TRY IT → Would you please write out every record exactly?

RECORDS →
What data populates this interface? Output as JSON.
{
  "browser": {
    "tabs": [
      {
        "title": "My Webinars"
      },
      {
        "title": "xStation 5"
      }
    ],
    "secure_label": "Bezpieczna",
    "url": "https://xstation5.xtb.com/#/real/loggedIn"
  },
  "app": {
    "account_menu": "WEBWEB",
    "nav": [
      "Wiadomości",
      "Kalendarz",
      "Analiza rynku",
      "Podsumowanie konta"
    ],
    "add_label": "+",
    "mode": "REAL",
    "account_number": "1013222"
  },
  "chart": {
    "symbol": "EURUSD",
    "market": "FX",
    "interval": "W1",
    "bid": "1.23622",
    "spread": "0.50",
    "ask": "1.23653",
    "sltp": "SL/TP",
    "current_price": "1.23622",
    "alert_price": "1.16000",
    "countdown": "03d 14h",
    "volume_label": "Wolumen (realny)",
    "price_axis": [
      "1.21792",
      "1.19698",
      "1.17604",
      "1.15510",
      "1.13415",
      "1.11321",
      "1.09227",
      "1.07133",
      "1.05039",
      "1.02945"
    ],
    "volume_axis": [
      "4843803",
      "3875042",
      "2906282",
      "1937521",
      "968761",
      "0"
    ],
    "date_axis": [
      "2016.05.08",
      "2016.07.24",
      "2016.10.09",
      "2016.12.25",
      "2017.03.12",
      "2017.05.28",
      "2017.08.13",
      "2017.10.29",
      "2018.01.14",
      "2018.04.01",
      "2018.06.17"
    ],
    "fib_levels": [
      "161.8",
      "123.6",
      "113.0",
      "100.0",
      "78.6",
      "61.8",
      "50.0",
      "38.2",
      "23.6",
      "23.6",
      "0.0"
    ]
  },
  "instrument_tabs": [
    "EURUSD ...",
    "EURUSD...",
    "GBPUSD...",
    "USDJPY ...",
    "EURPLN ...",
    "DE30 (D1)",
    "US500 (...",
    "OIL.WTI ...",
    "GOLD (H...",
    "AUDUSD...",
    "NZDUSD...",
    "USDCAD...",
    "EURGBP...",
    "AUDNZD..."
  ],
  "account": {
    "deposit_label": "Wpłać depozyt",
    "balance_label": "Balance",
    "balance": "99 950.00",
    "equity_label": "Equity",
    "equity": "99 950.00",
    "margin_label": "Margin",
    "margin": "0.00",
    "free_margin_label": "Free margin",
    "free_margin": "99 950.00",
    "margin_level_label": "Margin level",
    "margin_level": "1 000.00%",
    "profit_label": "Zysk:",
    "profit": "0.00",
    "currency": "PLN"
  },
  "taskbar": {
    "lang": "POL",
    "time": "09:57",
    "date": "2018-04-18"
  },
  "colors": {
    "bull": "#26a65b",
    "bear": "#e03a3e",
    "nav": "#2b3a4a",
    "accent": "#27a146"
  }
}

RESPONSE TO THE TASK →
What data populates this interface? Output as JSON.
{
  "browser": {
    "tabs": [
      {
        "title": "My Webinars"
      },
      {
        "title": "xStation 5"
      }
    ],
    "secure_label": "Bezpieczna",
    "url": "https://xstation5.xtb.com/#/real/loggedIn"
  },
  "app": {
    "account_menu": "WEBWEB",
    "nav": [
      "Wiadomości",
      "Kalendarz",
      "Analiza rynku",
      "Podsumowanie konta"
    ],
    "add_label": "+",
    "mode": "REAL",
    "account_number": "1013222"
  },
  "chart": {
    "symbol": "EURUSD",
    "market": "FX",
    "interval": "W1",
    "bid": "1.23622",
    "spread": "0.50",
    "ask": "1.23653",
    "sltp": "SL/TP",
    "current_price": "1.23622",
    "alert_price": "1.16000",
    "countdown": "03d 14h",
    "volume_label": "Wolumen (realny)",
    "price_axis": [
      "1.21792",
      "1.19698",
      "1.17604",
      "1.15510",
      "1.13415",
      "1.11321",
      "1.09227",
      "1.07133",
      "1.05039",
      "1.02945"
    ],
    "volume_axis": [
      "4843803",
      "3875042",
      "2906282",
      "1937521",
      "968761",
      "0"
    ],
    "date_axis": [
      "2016.05.08",
      "2016.07.24",
      "2016.10.09",
      "2016.12.25",
      "2017.03.12",
      "2017.05.28",
      "2017.08.13",
      "2017.10.29",
      "2018.01.14",
      "2018.04.01",
      "2018.06.17"
    ],
    "fib_levels": [
      "161.8",
      "123.6",
      "113.0",
      "100.0",
      "78.6",
      "61.8",
      "50.0",
      "38.2",
      "23.6",
      "23.6",
      "0.0"
    ]
  },
  "instrument_tabs": [
    "EURUSD ...",
    "EURUSD...",
    "GBPUSD...",
    "USDJPY ...",
    "EURPLN ...",
    "DE30 (D1)",
    "US500 (...",
    "OIL.WTI ...",
    "GOLD (H...",
    "AUDUSD...",
    "NZDUSD...",
    "USDCAD...",
    "EURGBP...",
    "AUDNZD..."
  ],
  "account": {
    "deposit_label": "Wpłać depozyt",
    "balance_label": "Balance",
    "balance": "99 950.00",
    "equity_label": "Equity",
    "equity": "99 950.00",
    "margin_label": "Margin",
    "margin": "0.00",
    "free_margin_label": "Free margin",
    "free_margin": "99 950.00",
    "margin_level_label": "Margin level",
    "margin_level": "1 000.00%",
    "profit_label": "Zysk:",
    "profit": "0.00",
    "currency": "PLN"
  },
  "taskbar": {
    "lang": "POL",
    "time": "09:57",
    "date": "2018-04-18"
  },
  "colors": {
    "bull": "#26a65b",
    "bear": "#e03a3e",
    "nav": "#2b3a4a",
    "accent": "#27a146"
  }
}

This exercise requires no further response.